Task brief =>
Find every line in the records below that contains the word "here", and copy each such line.

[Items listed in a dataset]
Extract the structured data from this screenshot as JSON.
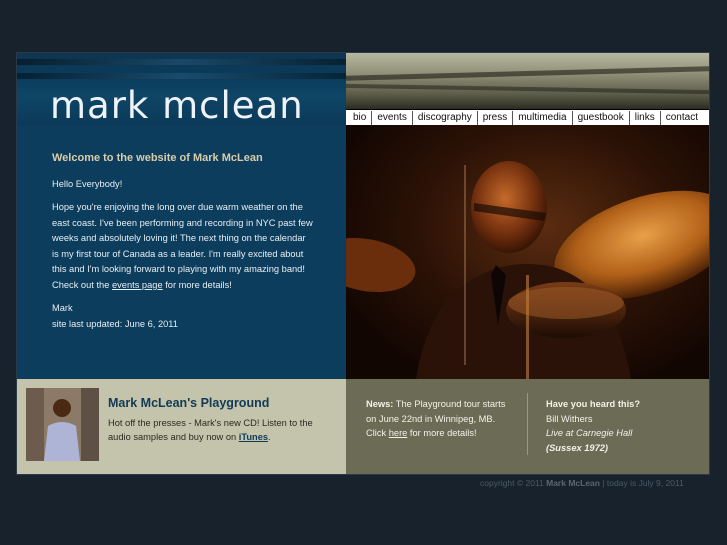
{
  "logo": "mark mclean",
  "nav": [
    "bio",
    "events",
    "discography",
    "press",
    "multimedia",
    "guestbook",
    "links",
    "contact"
  ],
  "welcome": {
    "heading": "Welcome to the website of Mark McLean",
    "greeting": "Hello Everybody!",
    "para_text": "Hope you're enjoying the long over due warm weather on the east coast.  I've been performing and recording in NYC past few weeks and absolutely loving it!  The next thing on the calendar is my first tour of Canada as a leader.  I'm really excited about this and I'm looking forward to playing with my amazing band!  Check out the ",
    "para_link": "events page",
    "para_tail": " for more details!",
    "signature": "Mark",
    "updated": "site last updated: June 6, 2011"
  },
  "promo": {
    "title": "Mark McLean's Playground",
    "body_text": "Hot off the presses - Mark's new CD! Listen to the audio samples and buy now on ",
    "body_link": "iTunes",
    "body_tail": "."
  },
  "news": {
    "label": "News:",
    "text": " The Playground tour starts on June 22nd in Winnipeg, MB.  Click ",
    "link": "here",
    "tail": " for more details!"
  },
  "heard": {
    "heading": "Have you heard this?",
    "artist": "Bill Withers",
    "album": "Live at Carnegie Hall",
    "label": "(Sussex 1972)"
  },
  "footer": {
    "copyright": "copyright © 2011 ",
    "name": "Mark McLean",
    "date": " | today is July 9, 2011"
  },
  "colors": {
    "welcome_bg": "#0d3d5c",
    "heading": "#d8ccab",
    "promo_bg": "#c3c4ab",
    "news_bg": "#6b6b56"
  }
}
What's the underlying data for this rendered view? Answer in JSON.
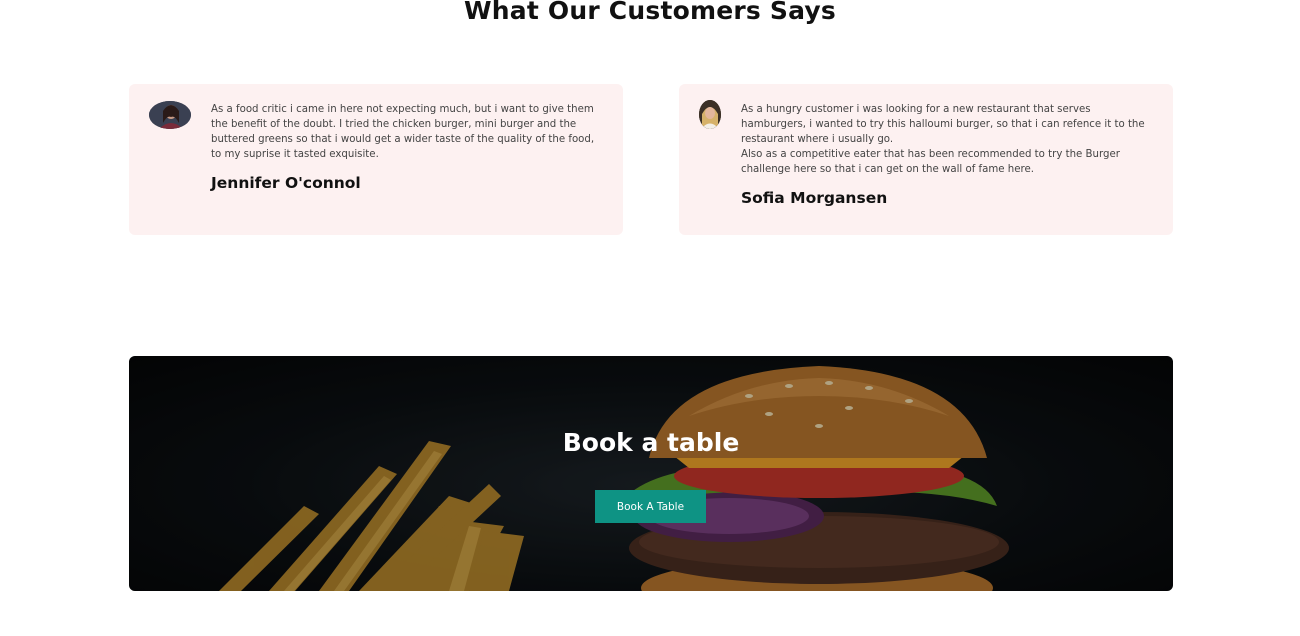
{
  "testimonials": {
    "title": "What Our Customers Says",
    "cards": [
      {
        "quote": "As a food critic i came in here not expecting much, but i want to give them the benefit of the doubt. I tried the chicken burger, mini burger and the buttered greens so that i would get a wider taste of the quality of the food, to my suprise it tasted exquisite.",
        "author": "Jennifer O'connol",
        "avatar_icon": "woman-portrait-avatar"
      },
      {
        "quote": "As a hungry customer i was looking for a new restaurant that serves hamburgers, i wanted to try this halloumi burger, so that i can refence it to the restaurant where i usually go.\nAlso as a competitive eater that has been recommended to try the Burger challenge here so that i can get on the wall of fame here.",
        "author": "Sofia Morgansen",
        "avatar_icon": "woman-portrait-avatar"
      }
    ]
  },
  "booking": {
    "title": "Book a table",
    "button_label": "Book A Table",
    "button_color": "#0e9384",
    "background_image": "burger-and-fries-photo"
  },
  "colors": {
    "card_background": "#fdf1f1",
    "banner_background": "#0c1013"
  }
}
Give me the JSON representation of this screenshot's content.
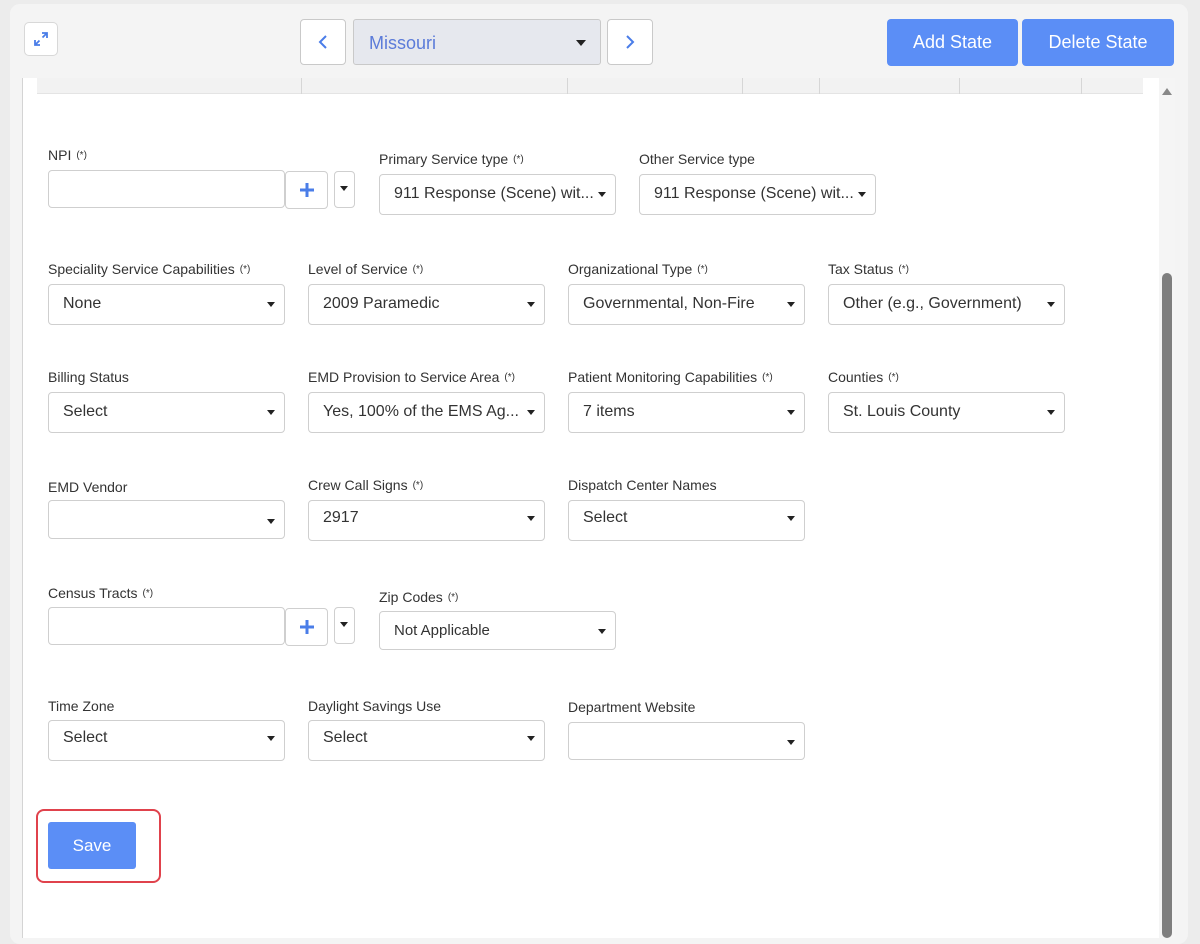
{
  "header": {
    "state_value": "Missouri",
    "add_state_label": "Add State",
    "delete_state_label": "Delete State"
  },
  "form": {
    "npi": {
      "label": "NPI",
      "req": "(*)",
      "value": ""
    },
    "primary_service_type": {
      "label": "Primary Service type",
      "req": "(*)",
      "value": "911 Response (Scene) wit..."
    },
    "other_service_type": {
      "label": "Other Service type",
      "value": "911 Response (Scene) wit..."
    },
    "speciality": {
      "label": "Speciality Service Capabilities",
      "req": "(*)",
      "value": "None"
    },
    "level_of_service": {
      "label": "Level of Service",
      "req": "(*)",
      "value": "2009 Paramedic"
    },
    "org_type": {
      "label": "Organizational Type",
      "req": "(*)",
      "value": "Governmental, Non-Fire"
    },
    "tax_status": {
      "label": "Tax Status",
      "req": "(*)",
      "value": "Other (e.g., Government)"
    },
    "billing_status": {
      "label": "Billing Status",
      "value": "Select"
    },
    "emd_provision": {
      "label": "EMD Provision to Service Area",
      "req": "(*)",
      "value": "Yes, 100% of the EMS Ag..."
    },
    "patient_monitoring": {
      "label": "Patient Monitoring Capabilities",
      "req": "(*)",
      "value": "7 items"
    },
    "counties": {
      "label": "Counties",
      "req": "(*)",
      "value": "St. Louis County"
    },
    "emd_vendor": {
      "label": "EMD Vendor",
      "value": ""
    },
    "crew_call_signs": {
      "label": "Crew Call Signs",
      "req": "(*)",
      "value": "2917"
    },
    "dispatch_center": {
      "label": "Dispatch Center Names",
      "value": "Select"
    },
    "census_tracts": {
      "label": "Census Tracts",
      "req": "(*)",
      "value": ""
    },
    "zip_codes": {
      "label": "Zip Codes",
      "req": "(*)",
      "value": "Not Applicable"
    },
    "time_zone": {
      "label": "Time Zone",
      "value": "Select"
    },
    "daylight_savings": {
      "label": "Daylight Savings Use",
      "value": "Select"
    },
    "dept_website": {
      "label": "Department Website",
      "value": ""
    }
  },
  "save_label": "Save",
  "colors": {
    "accent": "#5b8ef6",
    "highlight": "#e0424c",
    "state_text": "#5b7bd9"
  }
}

Answer to the problem =>
    "link": "here",
        "quote": "As a food critic i came in here not expecting much, but i want to give them the benefit of the doubt. I tried the chicken burger, mini burger and the buttered greens so that i would get a wider taste of the quality of the food, to my suprise it tasted exquisite.",
        "quote": "As a hungry customer i was looking for a new restaurant that serves hamburgers, i wanted to try this halloumi burger, so that i can refence it to the restaurant where i usually go.\nAlso as a competitive eater that has been recommended to try the Burger challenge here so that i can get on the wall of fame here.",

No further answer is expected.